I don't do much nymphing-- I usually let a smaller bugger pattern represent nymphs for me. Took out a generic nymph pattern that I tied up and decided to get out in the rain today/ tonight.
I'd say it was a success.... caught (if I had to estimate--) roughly several billion of these:
With a few of these mixed in:
Nothing huge, the biggest bass was 16 inches. Sorry, no pic of that one due to heavier rain than what I wanted to expose my camera to.
All caught with:
Size 12 bead head generic nymph.
I felt really good about the evening due to the fact that I don't nymph much and, even with the lack of overly impressive fish, I really felt as though I was on my game. The takes were subtle, not a single fish was harmed even with the small fly, and I was able to clear my mind and just let the water speak to me. Just what I needed. =)
Wow, you look like you hit the mother lode! Nice looking fish and who care about the size when your weapon of choice is a 3 wt, that had to be one fun filled evening, congrats! I really like the looks of your nymph!
The nymph is a really generic pattern-- Fox Squirrel Tail on the tail, Brown Stone Ice dub (the SLF Whitlock stuff) on the body, a few strands of peacock herl 'palmered' for the 'wing case' (or collar as I'd call it), and a 5/ 32 black bead.
I wish I would have snapped a pic of the nymph before being beat on by a night's worth of fish, sorry it is kind of hard to make sense of it from the pic.
Yep that does look like a great time of fish'n. My club is having a bluegill outing next weekend. I was planning on not going, but I might just have to go now since all my favorite places are blownout anyway. Pardon I almost fogot as everyone else has said even beat up that is a great fishy looking nymph.
__________________ -Tom Wilson Attention New Fly Fishers and those just wanting to improve- Join a Fly Fishing Club. They have classes on every aspect of fly fishing for beginners to advanced for free or cheaper than offered elsewhere. Some offer mentor programs. You will make friends with other fly fishers. Clubs often have outings in which members pay special group rates for guides or to fish prime private access areas.

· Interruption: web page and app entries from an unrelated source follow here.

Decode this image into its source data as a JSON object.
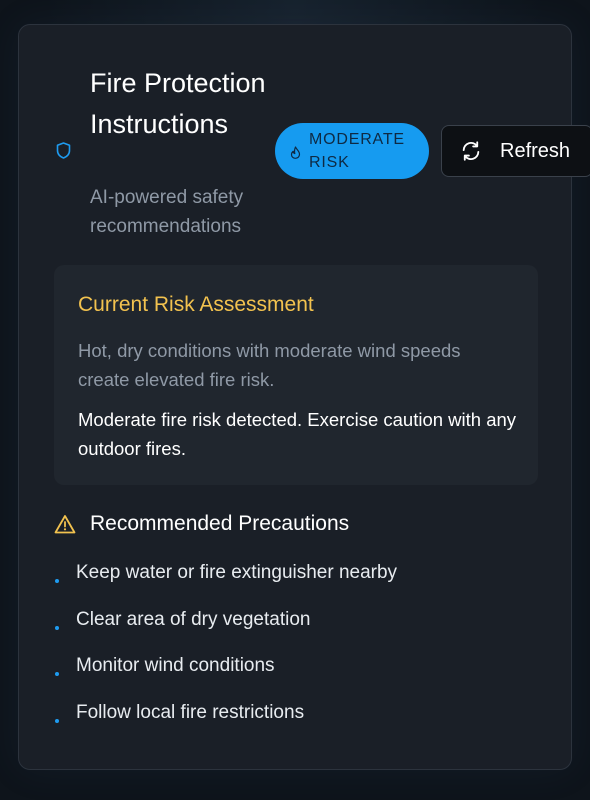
{
  "header": {
    "title": "Fire Protection Instructions",
    "subtitle": "AI-powered safety recommendations",
    "risk_badge": "MODERATE RISK",
    "refresh_label": "Refresh"
  },
  "assessment": {
    "heading": "Current Risk Assessment",
    "description": "Hot, dry conditions with moderate wind speeds create elevated fire risk.",
    "message": "Moderate fire risk detected. Exercise caution with any outdoor fires."
  },
  "precautions": {
    "heading": "Recommended Precautions",
    "items": [
      "Keep water or fire extinguisher nearby",
      "Clear area of dry vegetation",
      "Monitor wind conditions",
      "Follow local fire restrictions"
    ]
  },
  "icons": {
    "header_icon": "shield-icon",
    "badge_icon": "flame-icon",
    "refresh_icon": "refresh-icon",
    "precautions_icon": "warning-triangle-icon"
  },
  "colors": {
    "accent_blue": "#169bf0",
    "assessment_heading": "#f2c24f",
    "card_background": "#1a1f27"
  }
}
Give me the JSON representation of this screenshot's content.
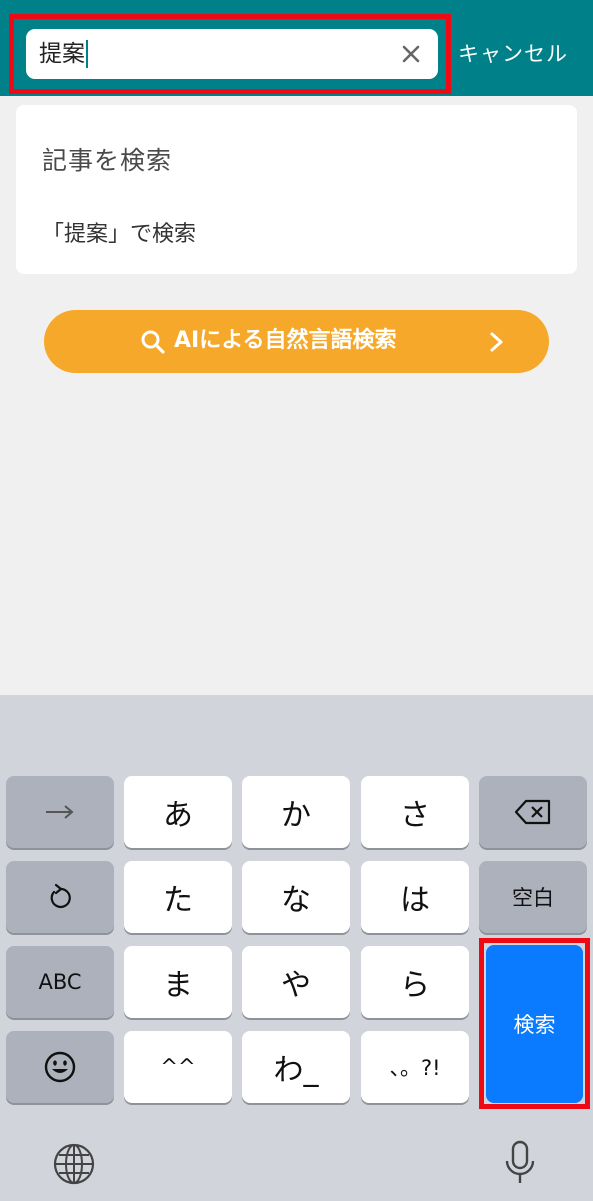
{
  "header": {
    "search_value": "提案",
    "cancel_label": "キャンセル"
  },
  "suggestions": {
    "title": "記事を検索",
    "item_label": "「提案」で検索"
  },
  "ai_button": {
    "label": "AIによる自然言語検索"
  },
  "keyboard": {
    "row1": [
      "あ",
      "か",
      "さ"
    ],
    "row2": [
      "た",
      "な",
      "は"
    ],
    "row3": [
      "ま",
      "や",
      "ら"
    ],
    "row4": [
      "^^",
      "わ_",
      "、。?!"
    ],
    "space_label": "空白",
    "abc_label": "ABC",
    "search_label": "検索"
  },
  "colors": {
    "header_teal": "#00818a",
    "ai_orange": "#f6a82a",
    "search_key_blue": "#0a7aff",
    "highlight_red": "#ee0a14"
  }
}
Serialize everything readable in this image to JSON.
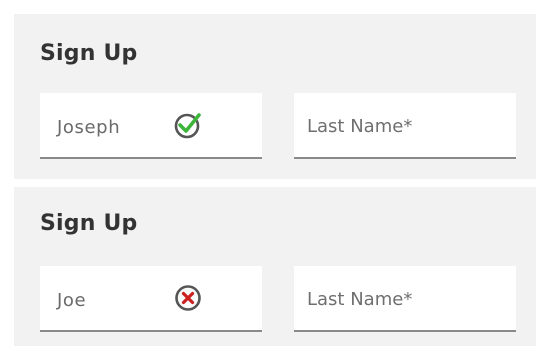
{
  "forms": [
    {
      "title": "Sign Up",
      "first_name_value": "Joseph",
      "last_name_placeholder": "Last Name*",
      "validation": "valid",
      "validation_icon": "check-circle-icon",
      "icon_color": "#3db53b"
    },
    {
      "title": "Sign Up",
      "first_name_value": "Joe",
      "last_name_placeholder": "Last Name*",
      "validation": "invalid",
      "validation_icon": "x-circle-icon",
      "icon_color": "#cc1f1f"
    }
  ]
}
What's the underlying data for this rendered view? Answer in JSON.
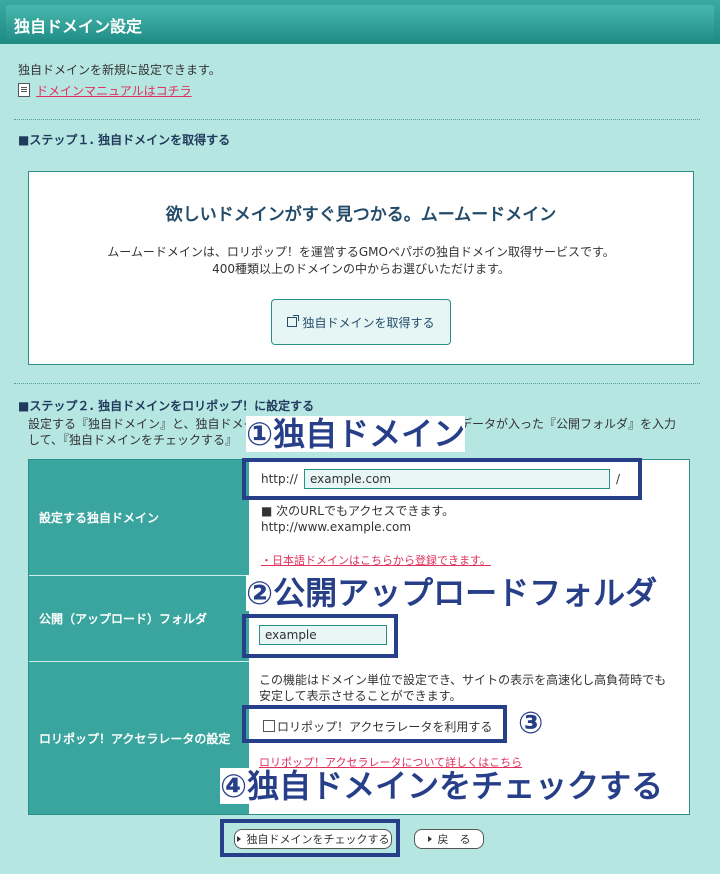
{
  "header": {
    "title": "独自ドメイン設定"
  },
  "intro": {
    "text": "独自ドメインを新規に設定できます。",
    "manual_link": "ドメインマニュアルはコチラ"
  },
  "step1": {
    "heading": "■ステップ１. 独自ドメインを取得する",
    "promo_title": "欲しいドメインがすぐ見つかる。ムームードメイン",
    "promo_line1": "ムームードメインは、ロリポップ！を運営するGMOペパボの独自ドメイン取得サービスです。",
    "promo_line2": "400種類以上のドメインの中からお選びいただけます。",
    "button": "独自ドメインを取得する"
  },
  "step2": {
    "heading": "■ステップ２. 独自ドメインをロリポップ！に設定する",
    "desc_line1": "設定する『独自ドメイン』と、独自ドメイ",
    "desc_line1_end": "データが入った『公開フォルダ』を入力",
    "desc_line2": "して、『独自ドメインをチェックする』",
    "rows": {
      "domain": {
        "label": "設定する独自ドメイン",
        "prefix": "http://",
        "value": "example.com",
        "suffix": "/",
        "note": "■ 次のURLでもアクセスできます。",
        "url": "http://www.example.com",
        "jp_link": "・日本語ドメインはこちらから登録できます。"
      },
      "folder": {
        "label": "公開（アップロード）フォルダ",
        "value": "example"
      },
      "accel": {
        "label": "ロリポップ！アクセラレータの設定",
        "desc1": "この機能はドメイン単位で設定でき、サイトの表示を高速化し高負荷時でも",
        "desc2": "安定して表示させることができます。",
        "checkbox_label": "ロリポップ！アクセラレータを利用する",
        "detail_link": "ロリポップ！アクセラレータについて詳しくはこちら"
      }
    }
  },
  "buttons": {
    "check": "独自ドメインをチェックする",
    "back": "戻　る"
  },
  "annotations": {
    "a1": "①独自ドメイン",
    "a2": "②公開アップロードフォルダ",
    "a3": "③",
    "a4": "④独自ドメインをチェックする"
  },
  "colors": {
    "bg": "#b6e6e2",
    "teal": "#3aa59f",
    "annotation": "#273e88",
    "link": "#e0305c"
  }
}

Chuck: No indicator-- I know the water that I was fishing fairly intimately... I just did a figure 8 retrieve just slow enough to keep the bug off of the bottom. Every once in a while, I'd kind of jig it and bring it up a little, then let it settle back down. For reference, we are talking still water... with a floating line and a leader/ tippet of a given length- it isn't too hard to know where you are in the water column of a pond.
Tom- If you don't regularly fish for sunnies and gils (based on your locale and your rainbows thread, I assume you don't.... ) I would encourage you to go to the gil fest this weekend w/ your club.
Take any of your trout flies, look for cover, and enjoy a weekend of these voracious little fellas.
They will hit about anything, don't ever seem to shut down and are found in the spots that you'd assume they are.
They fight like no other-- don't have much power-- but lots of fight. Sure, you could probably just pull one out as though you were picking up for a cast.... But if you let em go for a moment, they will change directions on you a few thousand times in the blink of an eye, and even when you have him in your hand, he still thinks he's gonna' get away from you.
Looks like you got everything right.
Congratulations on a great catch!
I've been having some luck with nymphs on the 3wt. but the water is so stained (muddy from recent rains) I've recently been using a bright red pattern on a #14 hook. Simply a set of bead chain eyes and a fl red marabou blood quill tail & body. Fished on a furled leader heavily coated with floatant and a 5X tippet long enough to let the fly sink to the level I want. The leader becomes the indicator for me, if it moves or starts sinking it often means I have a strike. I found with even a small (1/2") "thingamabobber" the bluegill are often deeply hooked before the indicator shows the strike.